*EXERCISE DIRECTIONS*
Filter the lines below, copying only those with the string "icon".
----- TASK INPUT -----
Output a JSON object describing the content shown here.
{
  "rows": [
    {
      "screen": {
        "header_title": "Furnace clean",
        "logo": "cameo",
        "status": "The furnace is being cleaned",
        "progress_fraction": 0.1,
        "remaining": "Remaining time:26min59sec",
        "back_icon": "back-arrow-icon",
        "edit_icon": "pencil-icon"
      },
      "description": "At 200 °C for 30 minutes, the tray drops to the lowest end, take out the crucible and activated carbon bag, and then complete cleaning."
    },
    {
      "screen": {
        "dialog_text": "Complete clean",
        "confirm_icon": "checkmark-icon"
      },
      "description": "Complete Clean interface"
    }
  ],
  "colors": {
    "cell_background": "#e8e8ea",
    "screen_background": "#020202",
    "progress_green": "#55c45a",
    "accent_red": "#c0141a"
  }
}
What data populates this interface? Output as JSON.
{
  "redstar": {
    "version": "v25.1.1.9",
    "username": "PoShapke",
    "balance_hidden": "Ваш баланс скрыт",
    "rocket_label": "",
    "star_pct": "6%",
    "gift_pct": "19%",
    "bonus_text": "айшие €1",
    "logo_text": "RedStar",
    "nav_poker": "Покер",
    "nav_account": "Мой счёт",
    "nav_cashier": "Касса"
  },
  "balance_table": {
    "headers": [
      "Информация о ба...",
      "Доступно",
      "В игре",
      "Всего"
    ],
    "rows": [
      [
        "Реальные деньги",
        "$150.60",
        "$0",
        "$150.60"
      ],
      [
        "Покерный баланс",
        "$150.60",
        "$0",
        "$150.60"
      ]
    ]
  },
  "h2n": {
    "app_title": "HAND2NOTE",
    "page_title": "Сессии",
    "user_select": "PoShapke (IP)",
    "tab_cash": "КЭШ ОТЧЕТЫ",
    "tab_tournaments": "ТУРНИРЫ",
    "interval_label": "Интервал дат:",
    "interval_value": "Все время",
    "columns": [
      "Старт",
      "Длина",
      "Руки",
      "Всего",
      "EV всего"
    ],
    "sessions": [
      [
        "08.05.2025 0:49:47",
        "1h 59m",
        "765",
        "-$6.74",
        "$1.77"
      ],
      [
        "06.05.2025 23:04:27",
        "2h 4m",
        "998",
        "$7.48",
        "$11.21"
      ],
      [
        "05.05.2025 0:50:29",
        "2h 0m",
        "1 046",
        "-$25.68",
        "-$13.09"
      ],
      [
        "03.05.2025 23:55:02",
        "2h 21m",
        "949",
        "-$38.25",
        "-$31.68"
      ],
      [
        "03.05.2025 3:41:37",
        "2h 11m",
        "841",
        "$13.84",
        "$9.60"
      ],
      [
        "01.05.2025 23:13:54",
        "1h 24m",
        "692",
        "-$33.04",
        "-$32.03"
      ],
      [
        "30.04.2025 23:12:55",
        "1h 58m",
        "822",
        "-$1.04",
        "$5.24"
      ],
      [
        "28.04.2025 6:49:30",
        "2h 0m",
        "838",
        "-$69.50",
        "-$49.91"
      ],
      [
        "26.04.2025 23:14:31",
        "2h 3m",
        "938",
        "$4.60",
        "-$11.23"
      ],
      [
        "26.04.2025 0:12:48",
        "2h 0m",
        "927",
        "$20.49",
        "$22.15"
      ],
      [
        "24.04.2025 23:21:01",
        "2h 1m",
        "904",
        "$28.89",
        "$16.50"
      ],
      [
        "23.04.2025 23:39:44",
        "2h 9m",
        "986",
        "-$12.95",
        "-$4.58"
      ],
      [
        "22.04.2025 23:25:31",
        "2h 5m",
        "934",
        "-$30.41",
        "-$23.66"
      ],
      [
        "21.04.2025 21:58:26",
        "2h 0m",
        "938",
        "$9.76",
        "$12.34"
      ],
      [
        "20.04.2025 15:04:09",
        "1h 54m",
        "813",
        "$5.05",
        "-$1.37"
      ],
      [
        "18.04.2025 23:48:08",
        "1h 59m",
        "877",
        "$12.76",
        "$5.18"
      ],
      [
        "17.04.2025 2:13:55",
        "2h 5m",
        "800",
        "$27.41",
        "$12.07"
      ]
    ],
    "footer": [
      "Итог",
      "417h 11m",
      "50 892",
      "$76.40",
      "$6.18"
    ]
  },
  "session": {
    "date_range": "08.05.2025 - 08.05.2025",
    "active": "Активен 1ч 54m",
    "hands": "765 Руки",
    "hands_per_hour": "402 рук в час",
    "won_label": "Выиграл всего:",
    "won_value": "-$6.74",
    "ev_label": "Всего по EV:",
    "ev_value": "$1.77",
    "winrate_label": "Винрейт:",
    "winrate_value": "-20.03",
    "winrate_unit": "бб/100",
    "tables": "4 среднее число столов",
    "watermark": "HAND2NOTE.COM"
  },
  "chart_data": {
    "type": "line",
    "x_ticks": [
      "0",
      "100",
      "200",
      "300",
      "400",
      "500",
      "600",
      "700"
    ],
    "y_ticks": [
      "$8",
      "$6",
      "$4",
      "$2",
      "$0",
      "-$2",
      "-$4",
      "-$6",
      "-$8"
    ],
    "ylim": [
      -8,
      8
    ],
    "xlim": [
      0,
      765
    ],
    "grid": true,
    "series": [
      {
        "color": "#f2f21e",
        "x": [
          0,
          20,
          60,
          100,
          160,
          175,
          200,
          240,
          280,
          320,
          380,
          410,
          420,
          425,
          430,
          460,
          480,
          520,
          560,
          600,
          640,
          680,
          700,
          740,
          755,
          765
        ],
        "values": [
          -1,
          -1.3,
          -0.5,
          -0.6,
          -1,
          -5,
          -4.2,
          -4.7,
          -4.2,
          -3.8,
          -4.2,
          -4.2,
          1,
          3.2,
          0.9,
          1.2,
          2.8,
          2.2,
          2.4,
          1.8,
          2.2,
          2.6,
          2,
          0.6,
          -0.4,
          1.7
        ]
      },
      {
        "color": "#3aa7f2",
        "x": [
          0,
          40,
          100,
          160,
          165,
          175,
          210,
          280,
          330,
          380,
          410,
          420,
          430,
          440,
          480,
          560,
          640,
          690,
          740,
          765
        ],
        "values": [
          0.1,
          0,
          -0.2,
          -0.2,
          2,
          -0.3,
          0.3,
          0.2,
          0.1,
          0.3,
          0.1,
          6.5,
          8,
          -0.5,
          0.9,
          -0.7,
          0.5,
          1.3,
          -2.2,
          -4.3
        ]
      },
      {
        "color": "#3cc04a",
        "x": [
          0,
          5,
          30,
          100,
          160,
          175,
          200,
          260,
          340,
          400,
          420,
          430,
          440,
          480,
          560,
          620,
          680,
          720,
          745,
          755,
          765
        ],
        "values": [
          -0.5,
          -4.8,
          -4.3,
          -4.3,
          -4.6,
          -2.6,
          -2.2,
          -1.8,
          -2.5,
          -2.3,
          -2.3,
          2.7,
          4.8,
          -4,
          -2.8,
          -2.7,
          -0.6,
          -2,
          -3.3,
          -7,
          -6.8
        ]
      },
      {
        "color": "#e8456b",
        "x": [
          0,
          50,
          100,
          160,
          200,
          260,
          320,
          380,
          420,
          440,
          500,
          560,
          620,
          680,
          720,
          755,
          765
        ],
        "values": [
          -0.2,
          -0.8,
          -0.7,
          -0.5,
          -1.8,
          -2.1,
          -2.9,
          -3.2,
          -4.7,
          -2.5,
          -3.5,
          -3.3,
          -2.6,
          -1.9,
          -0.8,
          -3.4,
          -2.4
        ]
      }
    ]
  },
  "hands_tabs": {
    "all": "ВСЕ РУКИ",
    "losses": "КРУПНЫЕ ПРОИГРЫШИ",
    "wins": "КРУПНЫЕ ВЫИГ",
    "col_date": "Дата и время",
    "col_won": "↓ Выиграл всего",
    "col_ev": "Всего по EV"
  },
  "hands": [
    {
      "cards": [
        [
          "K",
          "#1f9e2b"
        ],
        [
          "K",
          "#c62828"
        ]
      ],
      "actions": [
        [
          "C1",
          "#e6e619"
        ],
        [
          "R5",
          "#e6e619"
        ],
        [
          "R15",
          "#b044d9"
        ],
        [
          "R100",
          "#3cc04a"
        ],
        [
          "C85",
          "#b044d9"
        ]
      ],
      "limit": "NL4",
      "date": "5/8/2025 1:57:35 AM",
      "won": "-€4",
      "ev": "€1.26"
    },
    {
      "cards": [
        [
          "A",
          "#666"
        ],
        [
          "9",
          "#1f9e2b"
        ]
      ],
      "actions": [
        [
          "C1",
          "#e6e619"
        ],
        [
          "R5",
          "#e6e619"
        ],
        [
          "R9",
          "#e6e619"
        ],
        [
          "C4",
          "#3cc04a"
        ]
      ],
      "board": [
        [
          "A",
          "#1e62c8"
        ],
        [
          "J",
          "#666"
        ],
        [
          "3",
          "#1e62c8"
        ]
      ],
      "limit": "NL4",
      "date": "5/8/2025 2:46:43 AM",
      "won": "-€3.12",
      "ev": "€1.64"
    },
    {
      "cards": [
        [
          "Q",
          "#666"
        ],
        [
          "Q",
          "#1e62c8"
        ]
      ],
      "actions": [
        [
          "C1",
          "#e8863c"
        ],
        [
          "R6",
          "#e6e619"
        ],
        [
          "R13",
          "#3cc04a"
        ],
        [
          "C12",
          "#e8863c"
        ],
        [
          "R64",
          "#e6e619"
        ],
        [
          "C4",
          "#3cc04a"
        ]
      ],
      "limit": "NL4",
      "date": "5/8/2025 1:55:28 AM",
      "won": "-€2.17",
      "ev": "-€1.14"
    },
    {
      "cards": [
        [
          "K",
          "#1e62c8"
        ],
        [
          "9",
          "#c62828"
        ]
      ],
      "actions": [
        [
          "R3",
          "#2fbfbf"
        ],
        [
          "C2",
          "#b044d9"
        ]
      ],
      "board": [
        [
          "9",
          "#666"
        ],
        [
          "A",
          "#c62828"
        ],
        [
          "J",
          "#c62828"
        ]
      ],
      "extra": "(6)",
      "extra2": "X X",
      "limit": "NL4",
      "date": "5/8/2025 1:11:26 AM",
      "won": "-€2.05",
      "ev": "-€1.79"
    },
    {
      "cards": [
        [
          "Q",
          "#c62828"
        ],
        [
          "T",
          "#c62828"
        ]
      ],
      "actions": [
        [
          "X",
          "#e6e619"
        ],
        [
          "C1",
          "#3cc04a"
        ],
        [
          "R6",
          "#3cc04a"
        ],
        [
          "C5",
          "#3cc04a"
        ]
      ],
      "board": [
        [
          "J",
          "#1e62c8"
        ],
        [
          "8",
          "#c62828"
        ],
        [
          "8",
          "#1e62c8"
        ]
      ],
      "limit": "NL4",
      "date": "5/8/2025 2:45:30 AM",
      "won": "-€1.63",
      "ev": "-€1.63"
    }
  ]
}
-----
*TASK OUTPUT*
        "back_icon": "back-arrow-icon",
        "edit_icon": "pencil-icon"
        "confirm_icon": "checkmark-icon"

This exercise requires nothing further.